GIVEN RECORDS:
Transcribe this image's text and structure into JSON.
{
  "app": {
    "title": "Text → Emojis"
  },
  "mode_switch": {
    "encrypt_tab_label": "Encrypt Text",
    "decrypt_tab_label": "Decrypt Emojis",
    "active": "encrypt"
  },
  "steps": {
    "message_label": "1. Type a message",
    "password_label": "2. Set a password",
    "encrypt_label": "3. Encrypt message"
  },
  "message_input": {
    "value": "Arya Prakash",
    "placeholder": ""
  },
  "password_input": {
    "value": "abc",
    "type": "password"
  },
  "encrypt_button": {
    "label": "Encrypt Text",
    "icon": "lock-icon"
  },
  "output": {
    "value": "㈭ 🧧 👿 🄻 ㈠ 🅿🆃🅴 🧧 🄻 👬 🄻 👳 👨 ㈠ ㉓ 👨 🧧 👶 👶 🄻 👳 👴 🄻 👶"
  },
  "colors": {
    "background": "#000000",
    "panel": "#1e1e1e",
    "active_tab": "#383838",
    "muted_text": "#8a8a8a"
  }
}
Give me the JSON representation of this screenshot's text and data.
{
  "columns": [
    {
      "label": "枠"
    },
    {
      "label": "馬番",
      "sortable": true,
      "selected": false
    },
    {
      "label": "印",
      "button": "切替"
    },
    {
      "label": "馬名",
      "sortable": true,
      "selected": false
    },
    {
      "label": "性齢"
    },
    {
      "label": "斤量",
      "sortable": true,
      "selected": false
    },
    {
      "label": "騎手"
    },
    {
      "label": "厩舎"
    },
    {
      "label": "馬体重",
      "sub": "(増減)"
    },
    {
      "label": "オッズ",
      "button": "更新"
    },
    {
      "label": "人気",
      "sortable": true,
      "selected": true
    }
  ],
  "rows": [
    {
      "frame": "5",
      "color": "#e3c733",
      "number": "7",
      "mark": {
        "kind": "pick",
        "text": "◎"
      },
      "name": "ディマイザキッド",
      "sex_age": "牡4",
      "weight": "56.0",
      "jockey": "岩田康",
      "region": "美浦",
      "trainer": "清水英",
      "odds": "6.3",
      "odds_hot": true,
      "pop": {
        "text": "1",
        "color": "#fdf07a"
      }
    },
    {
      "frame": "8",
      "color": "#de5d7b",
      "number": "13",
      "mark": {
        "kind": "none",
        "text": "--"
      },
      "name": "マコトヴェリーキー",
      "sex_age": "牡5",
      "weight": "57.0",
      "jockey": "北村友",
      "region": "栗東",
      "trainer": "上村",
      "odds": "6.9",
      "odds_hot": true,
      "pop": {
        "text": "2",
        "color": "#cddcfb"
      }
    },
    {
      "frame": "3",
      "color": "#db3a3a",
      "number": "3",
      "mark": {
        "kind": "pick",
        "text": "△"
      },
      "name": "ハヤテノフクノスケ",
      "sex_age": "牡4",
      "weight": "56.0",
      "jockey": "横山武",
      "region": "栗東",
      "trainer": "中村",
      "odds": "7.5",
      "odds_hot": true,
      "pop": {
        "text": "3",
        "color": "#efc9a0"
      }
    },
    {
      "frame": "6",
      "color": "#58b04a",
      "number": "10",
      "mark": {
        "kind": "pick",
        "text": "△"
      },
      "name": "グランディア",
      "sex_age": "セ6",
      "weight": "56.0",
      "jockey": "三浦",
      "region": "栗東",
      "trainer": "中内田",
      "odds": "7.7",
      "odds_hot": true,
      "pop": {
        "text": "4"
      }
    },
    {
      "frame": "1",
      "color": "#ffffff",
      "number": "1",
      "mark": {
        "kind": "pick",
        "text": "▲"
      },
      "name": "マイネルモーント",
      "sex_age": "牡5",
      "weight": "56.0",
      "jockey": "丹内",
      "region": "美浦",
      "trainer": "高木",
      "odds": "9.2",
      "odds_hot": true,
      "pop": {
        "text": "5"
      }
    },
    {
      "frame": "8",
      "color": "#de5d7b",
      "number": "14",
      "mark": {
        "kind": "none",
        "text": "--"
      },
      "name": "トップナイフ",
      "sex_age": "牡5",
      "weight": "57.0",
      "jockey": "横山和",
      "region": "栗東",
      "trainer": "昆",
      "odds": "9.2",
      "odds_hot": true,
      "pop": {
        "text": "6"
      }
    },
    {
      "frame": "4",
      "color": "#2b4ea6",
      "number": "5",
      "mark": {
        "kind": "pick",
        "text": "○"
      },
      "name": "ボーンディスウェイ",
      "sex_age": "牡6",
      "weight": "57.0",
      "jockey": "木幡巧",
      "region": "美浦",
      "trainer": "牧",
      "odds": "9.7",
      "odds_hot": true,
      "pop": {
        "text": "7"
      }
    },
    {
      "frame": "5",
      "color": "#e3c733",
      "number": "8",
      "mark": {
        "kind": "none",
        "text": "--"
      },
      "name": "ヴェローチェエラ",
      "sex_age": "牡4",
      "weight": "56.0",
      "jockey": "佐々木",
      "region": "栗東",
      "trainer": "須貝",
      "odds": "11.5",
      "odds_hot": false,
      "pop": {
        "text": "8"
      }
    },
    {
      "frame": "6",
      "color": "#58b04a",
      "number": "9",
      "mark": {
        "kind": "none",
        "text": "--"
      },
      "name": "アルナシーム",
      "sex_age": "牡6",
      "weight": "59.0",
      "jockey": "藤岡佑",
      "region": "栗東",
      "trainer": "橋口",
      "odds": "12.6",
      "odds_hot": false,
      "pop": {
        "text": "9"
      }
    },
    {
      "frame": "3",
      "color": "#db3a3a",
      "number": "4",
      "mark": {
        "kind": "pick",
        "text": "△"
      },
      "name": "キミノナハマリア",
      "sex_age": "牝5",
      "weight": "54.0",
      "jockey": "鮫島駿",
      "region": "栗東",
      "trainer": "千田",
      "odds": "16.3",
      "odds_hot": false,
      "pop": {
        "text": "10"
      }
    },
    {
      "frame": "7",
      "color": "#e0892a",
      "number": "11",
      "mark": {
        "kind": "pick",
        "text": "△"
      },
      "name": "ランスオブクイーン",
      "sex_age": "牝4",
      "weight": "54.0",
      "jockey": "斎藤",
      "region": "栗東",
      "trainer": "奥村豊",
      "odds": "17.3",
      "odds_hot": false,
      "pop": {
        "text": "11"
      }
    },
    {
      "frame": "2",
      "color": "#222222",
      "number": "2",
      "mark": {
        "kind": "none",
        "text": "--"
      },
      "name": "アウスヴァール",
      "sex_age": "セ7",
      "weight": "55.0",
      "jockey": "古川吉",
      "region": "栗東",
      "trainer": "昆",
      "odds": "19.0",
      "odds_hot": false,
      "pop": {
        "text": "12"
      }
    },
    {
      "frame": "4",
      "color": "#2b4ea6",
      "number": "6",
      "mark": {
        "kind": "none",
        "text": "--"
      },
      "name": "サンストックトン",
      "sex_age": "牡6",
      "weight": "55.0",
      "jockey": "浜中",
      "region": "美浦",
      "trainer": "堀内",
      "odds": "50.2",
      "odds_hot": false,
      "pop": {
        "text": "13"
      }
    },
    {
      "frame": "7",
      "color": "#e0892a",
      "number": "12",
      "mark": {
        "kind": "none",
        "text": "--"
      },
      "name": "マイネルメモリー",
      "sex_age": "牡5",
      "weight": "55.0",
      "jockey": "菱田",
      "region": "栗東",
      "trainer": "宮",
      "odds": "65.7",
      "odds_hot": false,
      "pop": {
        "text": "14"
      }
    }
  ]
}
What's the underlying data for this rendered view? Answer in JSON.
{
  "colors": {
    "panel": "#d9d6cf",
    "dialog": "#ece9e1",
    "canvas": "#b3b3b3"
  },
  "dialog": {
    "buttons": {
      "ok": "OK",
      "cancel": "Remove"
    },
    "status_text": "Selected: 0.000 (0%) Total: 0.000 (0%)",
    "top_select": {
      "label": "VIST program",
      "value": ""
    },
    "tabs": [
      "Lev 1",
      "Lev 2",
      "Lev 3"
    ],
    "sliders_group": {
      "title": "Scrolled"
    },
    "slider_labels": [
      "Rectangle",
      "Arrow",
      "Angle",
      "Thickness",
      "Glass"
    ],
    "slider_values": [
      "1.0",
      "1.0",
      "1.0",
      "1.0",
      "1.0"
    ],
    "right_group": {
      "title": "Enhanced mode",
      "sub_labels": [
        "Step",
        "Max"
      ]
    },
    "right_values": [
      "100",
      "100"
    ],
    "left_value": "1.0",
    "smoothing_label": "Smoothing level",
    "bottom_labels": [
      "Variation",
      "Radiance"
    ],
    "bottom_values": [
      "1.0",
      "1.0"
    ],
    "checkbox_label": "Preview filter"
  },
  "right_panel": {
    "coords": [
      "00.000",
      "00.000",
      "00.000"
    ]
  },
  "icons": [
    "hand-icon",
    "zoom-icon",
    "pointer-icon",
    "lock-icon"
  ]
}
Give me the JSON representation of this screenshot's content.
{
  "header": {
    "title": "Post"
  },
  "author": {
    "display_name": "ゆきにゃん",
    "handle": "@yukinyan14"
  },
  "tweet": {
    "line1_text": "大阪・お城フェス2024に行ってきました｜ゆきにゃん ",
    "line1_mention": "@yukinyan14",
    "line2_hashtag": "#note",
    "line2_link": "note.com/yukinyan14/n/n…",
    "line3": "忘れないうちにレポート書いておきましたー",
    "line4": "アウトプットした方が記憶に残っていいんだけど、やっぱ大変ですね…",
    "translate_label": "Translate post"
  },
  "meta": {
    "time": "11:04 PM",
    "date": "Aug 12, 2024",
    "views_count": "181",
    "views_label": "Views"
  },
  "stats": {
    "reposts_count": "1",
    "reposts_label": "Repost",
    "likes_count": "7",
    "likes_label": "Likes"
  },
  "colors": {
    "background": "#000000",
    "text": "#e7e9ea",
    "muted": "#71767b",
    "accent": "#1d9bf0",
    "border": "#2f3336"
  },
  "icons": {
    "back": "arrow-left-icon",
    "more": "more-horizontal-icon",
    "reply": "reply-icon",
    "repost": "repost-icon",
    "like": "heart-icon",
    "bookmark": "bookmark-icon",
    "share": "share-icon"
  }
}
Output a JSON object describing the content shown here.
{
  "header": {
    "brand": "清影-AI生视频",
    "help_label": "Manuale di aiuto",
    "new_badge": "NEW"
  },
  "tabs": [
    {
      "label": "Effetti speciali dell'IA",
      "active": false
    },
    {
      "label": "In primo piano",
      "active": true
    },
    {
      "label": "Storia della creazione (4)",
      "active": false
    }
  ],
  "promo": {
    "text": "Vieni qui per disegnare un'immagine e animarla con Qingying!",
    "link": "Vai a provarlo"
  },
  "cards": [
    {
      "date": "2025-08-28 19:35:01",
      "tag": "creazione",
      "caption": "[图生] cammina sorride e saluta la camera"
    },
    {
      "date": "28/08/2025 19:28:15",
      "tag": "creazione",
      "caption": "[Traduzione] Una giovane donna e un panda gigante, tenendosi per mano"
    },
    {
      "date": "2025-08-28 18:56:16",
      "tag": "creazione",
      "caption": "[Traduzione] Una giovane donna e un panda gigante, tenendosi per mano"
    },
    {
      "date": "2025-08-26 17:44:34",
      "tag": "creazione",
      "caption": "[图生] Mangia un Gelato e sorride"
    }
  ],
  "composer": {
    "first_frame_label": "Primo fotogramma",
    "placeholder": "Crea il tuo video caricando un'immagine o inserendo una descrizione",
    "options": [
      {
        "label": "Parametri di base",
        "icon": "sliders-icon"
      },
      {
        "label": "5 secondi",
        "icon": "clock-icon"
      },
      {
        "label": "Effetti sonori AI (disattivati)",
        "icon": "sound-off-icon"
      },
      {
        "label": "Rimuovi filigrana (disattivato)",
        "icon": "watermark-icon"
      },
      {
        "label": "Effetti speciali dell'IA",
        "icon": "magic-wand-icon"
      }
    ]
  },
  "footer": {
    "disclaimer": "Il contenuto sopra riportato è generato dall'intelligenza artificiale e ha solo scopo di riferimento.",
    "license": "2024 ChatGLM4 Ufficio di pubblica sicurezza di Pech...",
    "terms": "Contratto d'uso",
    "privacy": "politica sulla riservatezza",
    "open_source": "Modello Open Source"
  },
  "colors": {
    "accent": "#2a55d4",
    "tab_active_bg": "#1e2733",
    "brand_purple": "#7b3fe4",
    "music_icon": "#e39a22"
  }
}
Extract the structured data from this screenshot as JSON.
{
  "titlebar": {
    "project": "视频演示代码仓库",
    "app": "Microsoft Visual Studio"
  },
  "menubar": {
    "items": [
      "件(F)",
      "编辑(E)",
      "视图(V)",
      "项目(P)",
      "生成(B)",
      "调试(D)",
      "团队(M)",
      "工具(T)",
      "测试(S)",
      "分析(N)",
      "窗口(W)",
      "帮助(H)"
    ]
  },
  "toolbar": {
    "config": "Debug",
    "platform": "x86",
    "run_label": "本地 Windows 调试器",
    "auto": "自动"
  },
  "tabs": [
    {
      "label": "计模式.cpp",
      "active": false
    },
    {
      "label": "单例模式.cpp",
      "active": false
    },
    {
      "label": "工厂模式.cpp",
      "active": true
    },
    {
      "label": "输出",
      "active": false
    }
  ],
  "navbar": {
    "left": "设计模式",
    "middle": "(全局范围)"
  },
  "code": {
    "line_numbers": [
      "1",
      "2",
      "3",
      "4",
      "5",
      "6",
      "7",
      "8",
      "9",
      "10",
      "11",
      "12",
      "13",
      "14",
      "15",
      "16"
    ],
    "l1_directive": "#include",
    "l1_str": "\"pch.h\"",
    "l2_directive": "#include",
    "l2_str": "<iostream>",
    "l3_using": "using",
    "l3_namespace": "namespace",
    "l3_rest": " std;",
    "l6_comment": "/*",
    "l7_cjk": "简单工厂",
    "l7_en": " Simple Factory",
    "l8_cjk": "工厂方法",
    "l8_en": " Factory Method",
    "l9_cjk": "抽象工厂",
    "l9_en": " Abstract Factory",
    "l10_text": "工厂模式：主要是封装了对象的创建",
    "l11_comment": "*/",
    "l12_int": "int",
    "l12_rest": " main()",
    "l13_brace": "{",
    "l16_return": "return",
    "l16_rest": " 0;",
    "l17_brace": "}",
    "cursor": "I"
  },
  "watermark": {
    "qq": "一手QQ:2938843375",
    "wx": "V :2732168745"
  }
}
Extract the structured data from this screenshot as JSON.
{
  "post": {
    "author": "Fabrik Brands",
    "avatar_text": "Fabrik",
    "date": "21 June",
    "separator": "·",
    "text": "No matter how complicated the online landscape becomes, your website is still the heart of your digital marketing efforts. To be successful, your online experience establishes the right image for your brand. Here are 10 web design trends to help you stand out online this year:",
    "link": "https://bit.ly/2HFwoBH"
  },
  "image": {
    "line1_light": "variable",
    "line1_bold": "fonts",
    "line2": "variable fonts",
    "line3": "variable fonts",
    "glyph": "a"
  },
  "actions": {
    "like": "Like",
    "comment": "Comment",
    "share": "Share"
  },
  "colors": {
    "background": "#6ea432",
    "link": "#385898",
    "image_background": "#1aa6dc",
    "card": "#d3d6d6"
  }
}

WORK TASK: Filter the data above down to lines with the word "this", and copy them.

TASK RESULT:
Transcribe this image's text and structure into JSON.
Give me the JSON representation of this screenshot's text and data.
What's the underlying data for this rendered view? Answer in JSON.
Give me the JSON representation of this screenshot's content.
Extract the structured data from this screenshot as JSON.
Extract the structured data from this screenshot as JSON.
    "text": "No matter how complicated the online landscape becomes, your website is still the heart of your digital marketing efforts. To be successful, your online experience establishes the right image for your brand. Here are 10 web design trends to help you stand out online this year:",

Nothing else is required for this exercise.